South Carolina mine sparks mini-gold rush to the Southeast
By Harriet McLeod
CHARLESTON, South Carolina (Reuters) - A Canadian mining company and a tiny South Carolina town are leading what could be a modern gold rush to the southeastern United States.
Romarco Minerals Inc. reopened the historic Haile Gold Mine near Kershaw, S.C., this year and expects to pour its first gold bar there in early 2014, Chief Executive Diane Garrett told Reuters this week.
Once environmental impact studies and permits are complete, Haile will be the only modern gold mine east of the Mississippi River, Garrett said, and the first since the Kennecott Minerals mine closed in Ridgeway, S.C., in 1999.
Based on the proven gold reserves found in samples, the Toronto company estimates it has 3.1 million ounces of gold at Haile. The mine will produce an average of 150,000 ounces of gold a year for five years, according to its website.
"It sits on one of the most significant trends of gold in the United States," Garrett said. "A lot of people had forgotten just how significant the gold production was in this area."
Romarco's success at finding the gold left at Haile has sparked renewed industry interest in the southeastern United States.
The gold is embedded in microscopic flecks in volcanic rock along what geologists call the Carolina Slate Belt, which winds from northern Georgia through the Carolinas and into Virginia.

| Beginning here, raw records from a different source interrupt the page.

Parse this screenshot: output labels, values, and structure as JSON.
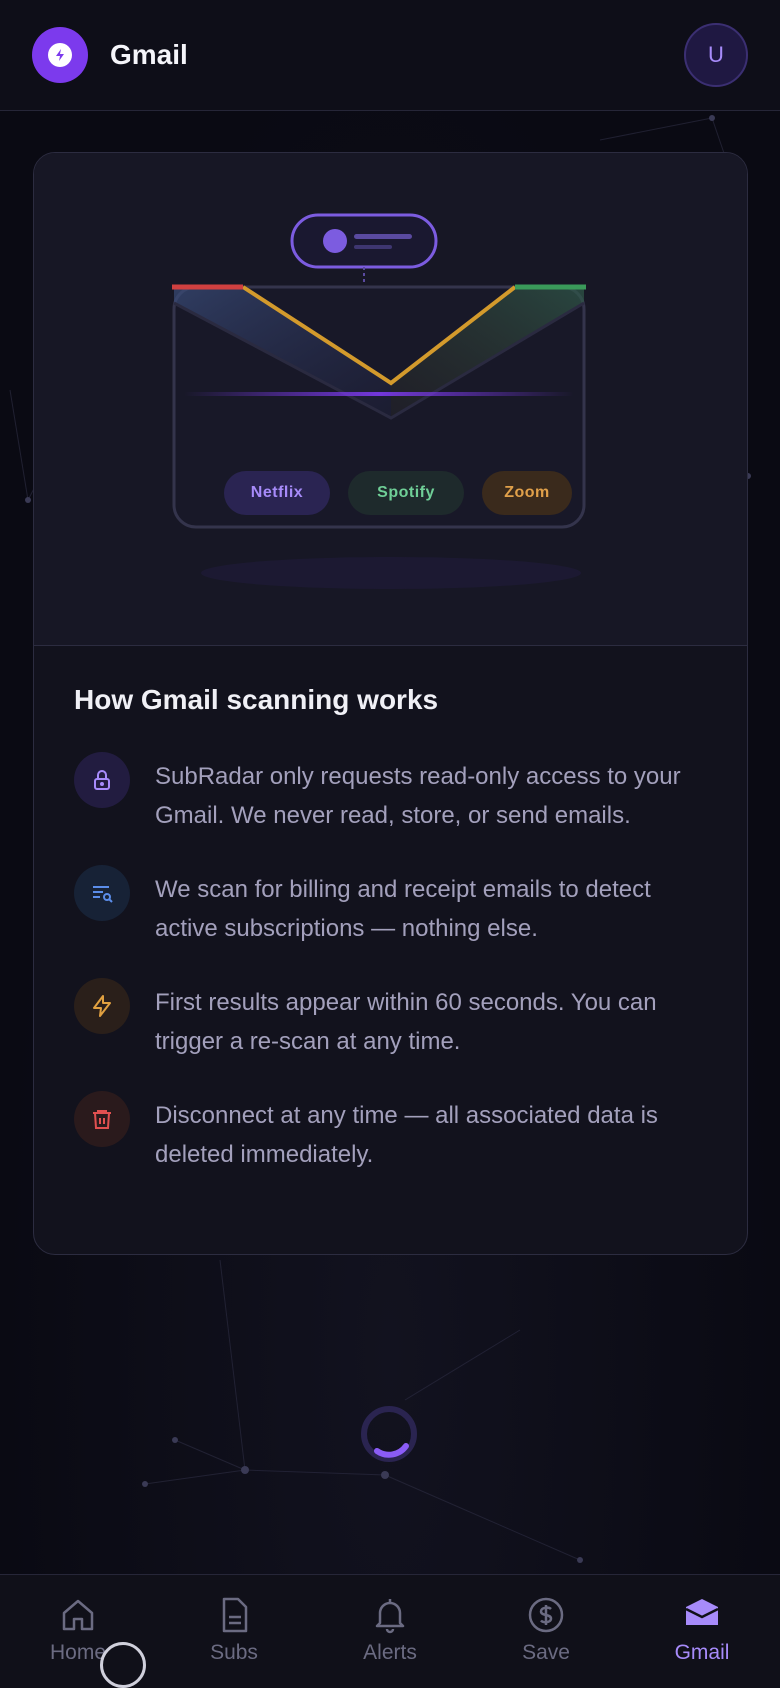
{
  "header": {
    "title": "Gmail",
    "avatar_initial": "U"
  },
  "hero": {
    "chips": [
      "Netflix",
      "Spotify",
      "Zoom"
    ]
  },
  "info": {
    "heading": "How Gmail scanning works",
    "items": [
      {
        "icon": "lock-icon",
        "text": "SubRadar only requests read-only access to your Gmail. We never read, store, or send emails."
      },
      {
        "icon": "search-list-icon",
        "text": "We scan for billing and receipt emails to detect active subscriptions — nothing else."
      },
      {
        "icon": "lightning-icon",
        "text": "First results appear within 60 seconds. You can trigger a re-scan at any time."
      },
      {
        "icon": "trash-icon",
        "text": "Disconnect at any time — all associated data is deleted immediately."
      }
    ]
  },
  "tabs": [
    {
      "label": "Home",
      "icon": "home-icon",
      "active": false
    },
    {
      "label": "Subs",
      "icon": "document-icon",
      "active": false
    },
    {
      "label": "Alerts",
      "icon": "bell-icon",
      "active": false
    },
    {
      "label": "Save",
      "icon": "dollar-icon",
      "active": false
    },
    {
      "label": "Gmail",
      "icon": "mail-icon",
      "active": true
    }
  ],
  "colors": {
    "accent": "#7c3aed",
    "accent_light": "#a78bfa",
    "background": "#0b0b14",
    "card": "#12121d"
  }
}
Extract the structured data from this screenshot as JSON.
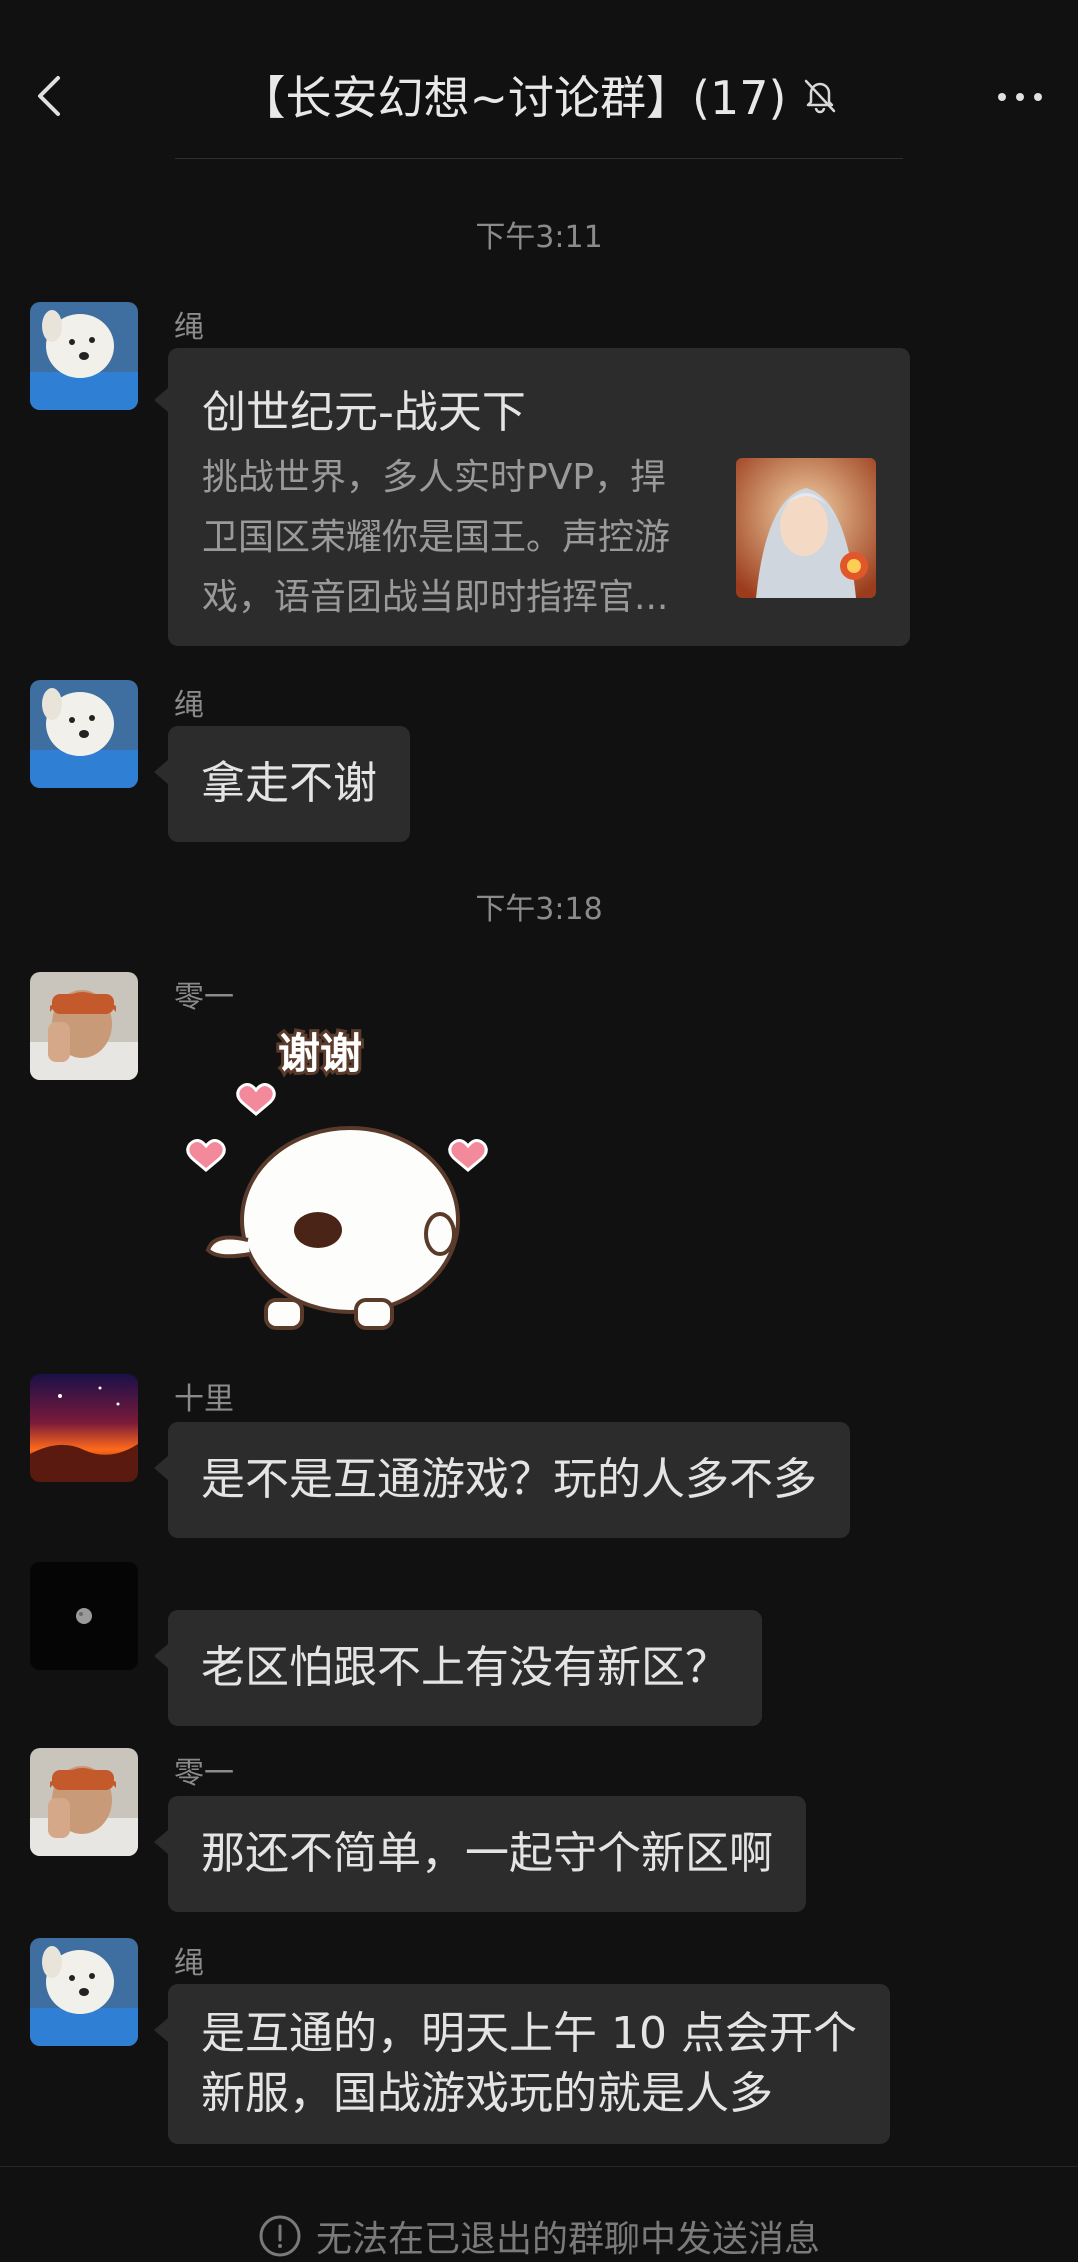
{
  "header": {
    "title": "【长安幻想~讨论群】(17)",
    "back_icon": "chevron-left-icon",
    "mute_icon": "bell-off-icon",
    "more_icon": "more-horizontal-icon"
  },
  "messages": {
    "time1": "下午3:11",
    "time2": "下午3:18",
    "m1_sender": "绳",
    "m1_card": {
      "title": "创世纪元-战天下",
      "desc_lines": [
        "挑战世界，多人实时PVP，捍",
        "卫国区荣耀你是国王。声控游",
        "戏，语音团战当即时指挥官..."
      ],
      "thumb": "game-character-image"
    },
    "m2_sender": "绳",
    "m2_text": "拿走不谢",
    "m3_sender": "零一",
    "m3_sticker_text": "谢谢",
    "m4_sender": "十里",
    "m4_text": "是不是互通游戏？玩的人多不多",
    "m5_text": "老区怕跟不上有没有新区？",
    "m6_sender": "零一",
    "m6_text": "那还不简单，一起守个新区啊",
    "m7_sender": "绳",
    "m7_lines": [
      "是互通的，明天上午 10 点会开个",
      "新服，国战游戏玩的就是人多"
    ]
  },
  "footer": {
    "notice": "无法在已退出的群聊中发送消息",
    "info_icon": "info-icon"
  },
  "colors": {
    "background": "#111111",
    "bubble": "#2c2c2c",
    "text": "#e4e4e4",
    "muted": "#8b8b8b"
  }
}
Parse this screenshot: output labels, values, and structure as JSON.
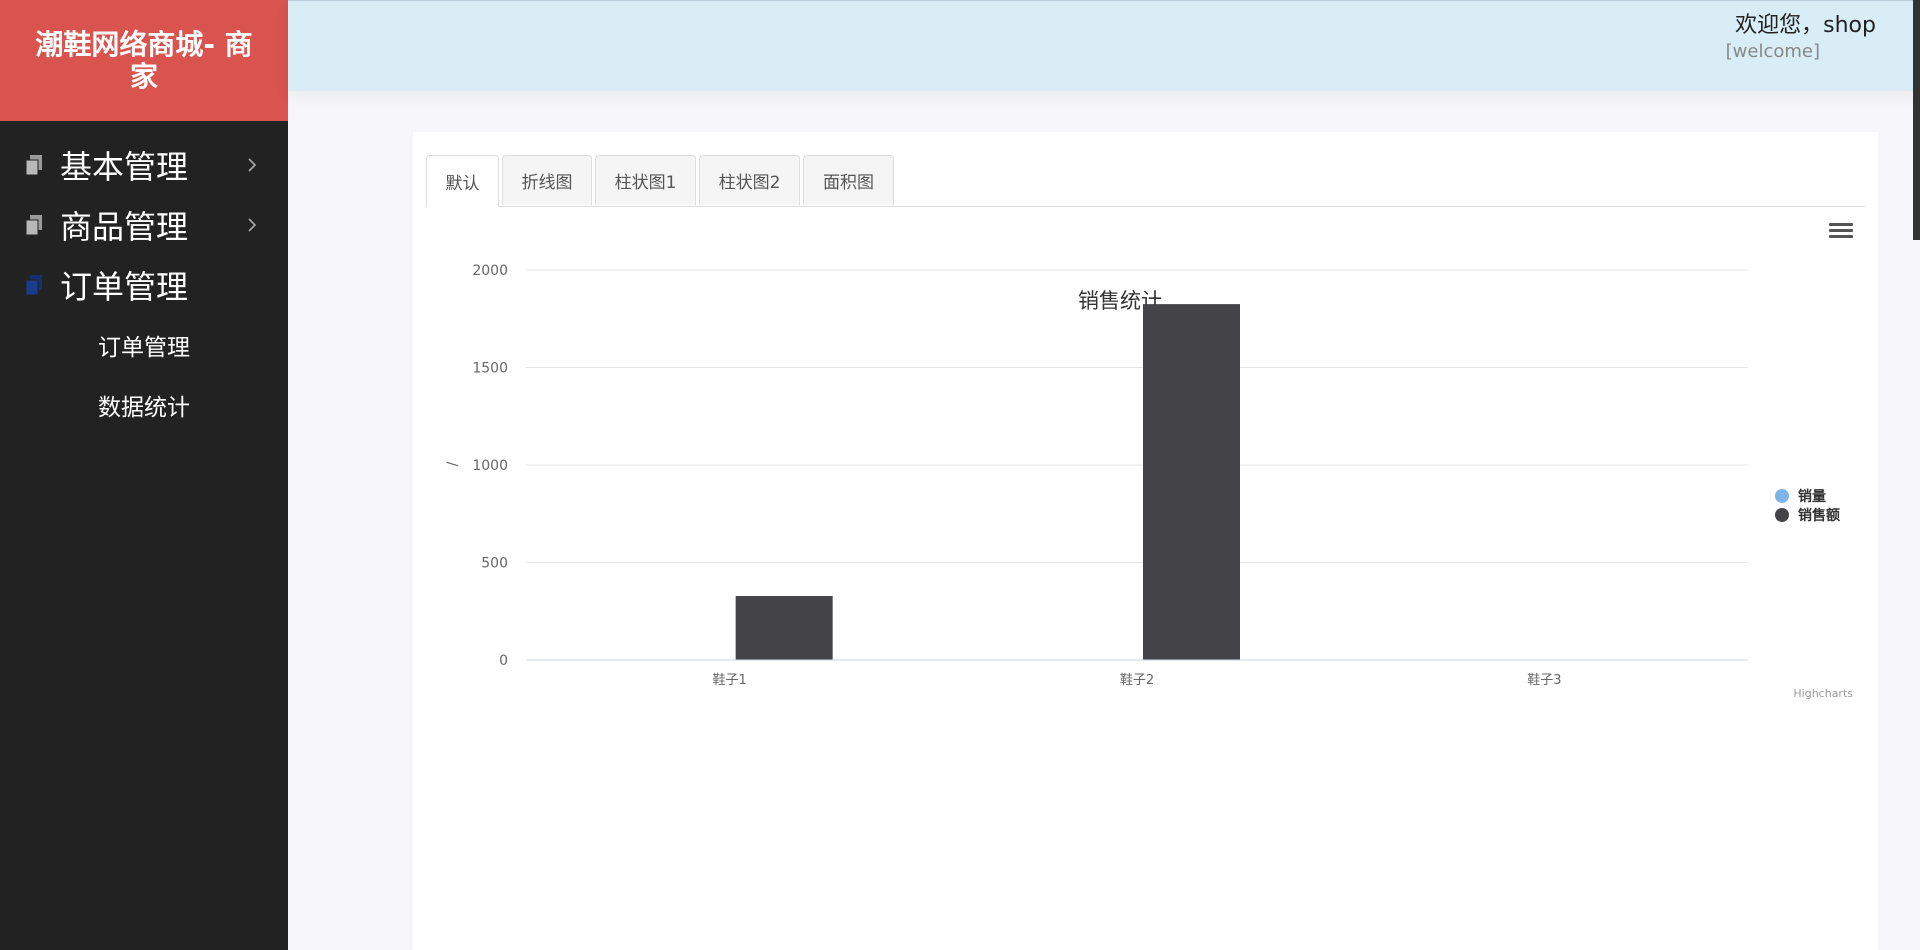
{
  "brand": {
    "title": "潮鞋网络商城- 商家"
  },
  "sidebar": {
    "items": [
      {
        "label": "基本管理",
        "icon": "copy-icon",
        "expanded": false
      },
      {
        "label": "商品管理",
        "icon": "copy-icon",
        "expanded": false
      },
      {
        "label": "订单管理",
        "icon": "copy-icon",
        "expanded": true
      }
    ],
    "subitems": [
      {
        "label": "订单管理"
      },
      {
        "label": "数据统计"
      }
    ]
  },
  "header": {
    "welcome": "欢迎您，shop",
    "tag": "[welcome]"
  },
  "tabs": [
    {
      "label": "默认",
      "active": true
    },
    {
      "label": "折线图",
      "active": false
    },
    {
      "label": "柱状图1",
      "active": false
    },
    {
      "label": "柱状图2",
      "active": false
    },
    {
      "label": "面积图",
      "active": false
    }
  ],
  "colors": {
    "brand": "#d9534f",
    "sidebar": "#222222",
    "header": "#d9edf7",
    "series_1": "#7cb5ec",
    "series_2": "#434348",
    "active_icon": "#1a3c8c"
  },
  "chart_data": {
    "type": "bar",
    "title": "销售统计",
    "ylabel": "/",
    "credits": "Highcharts",
    "categories": [
      "鞋子1",
      "鞋子2",
      "鞋子3"
    ],
    "ylim": [
      0,
      2000
    ],
    "yticks": [
      "0",
      "500",
      "1000",
      "1500",
      "2000"
    ],
    "legend_position": "right",
    "grid": true,
    "series": [
      {
        "name": "销量",
        "color": "#7cb5ec",
        "values": [
          0,
          0,
          0
        ]
      },
      {
        "name": "销售额",
        "color": "#434348",
        "values": [
          328,
          1825,
          0
        ]
      }
    ]
  }
}
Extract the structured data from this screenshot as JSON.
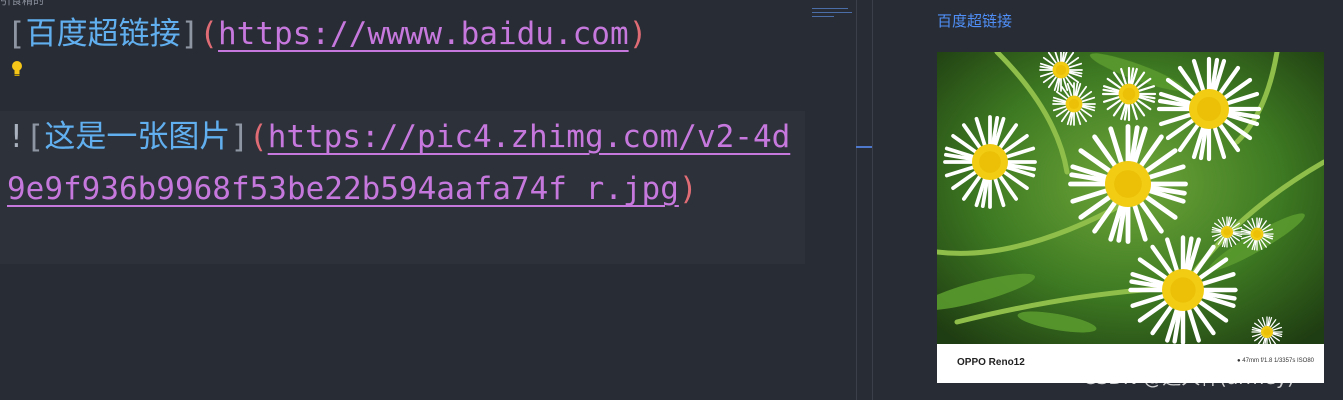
{
  "editor": {
    "cut_text": "引食精的",
    "line1": {
      "open_bracket": "[",
      "link_text": "百度超链接",
      "close_bracket": "]",
      "open_paren": "(",
      "url": "https://wwww.baidu.com",
      "close_paren": ")"
    },
    "line2": {
      "bang": "!",
      "open_bracket": "[",
      "alt_text": "这是一张图片",
      "close_bracket": "]",
      "open_paren": "(",
      "url": "https://pic4.zhimg.com/v2-4d9e9f936b9968f53be22b594aafa74f_r.jpg",
      "close_paren": ")"
    },
    "lightbulb_icon": "lightbulb-icon"
  },
  "preview": {
    "link_text": "百度超链接",
    "image": {
      "description_icon": "daisy-photo",
      "camera_brand": "OPPO Reno12",
      "camera_info": "● 47mm f/1.8 1/3357s ISO80"
    }
  },
  "watermark": "CSDN @道人禅(armey)",
  "colors": {
    "background": "#282c34",
    "link_text": "#61afef",
    "url": "#c678dd",
    "paren": "#e06c75",
    "preview_link": "#4f8ff7"
  }
}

Vancouver's Revolution Resources Corp. said in early October that it had begun drilling at several historic North Carolina gold mine sites along the Slate Belt. Continued...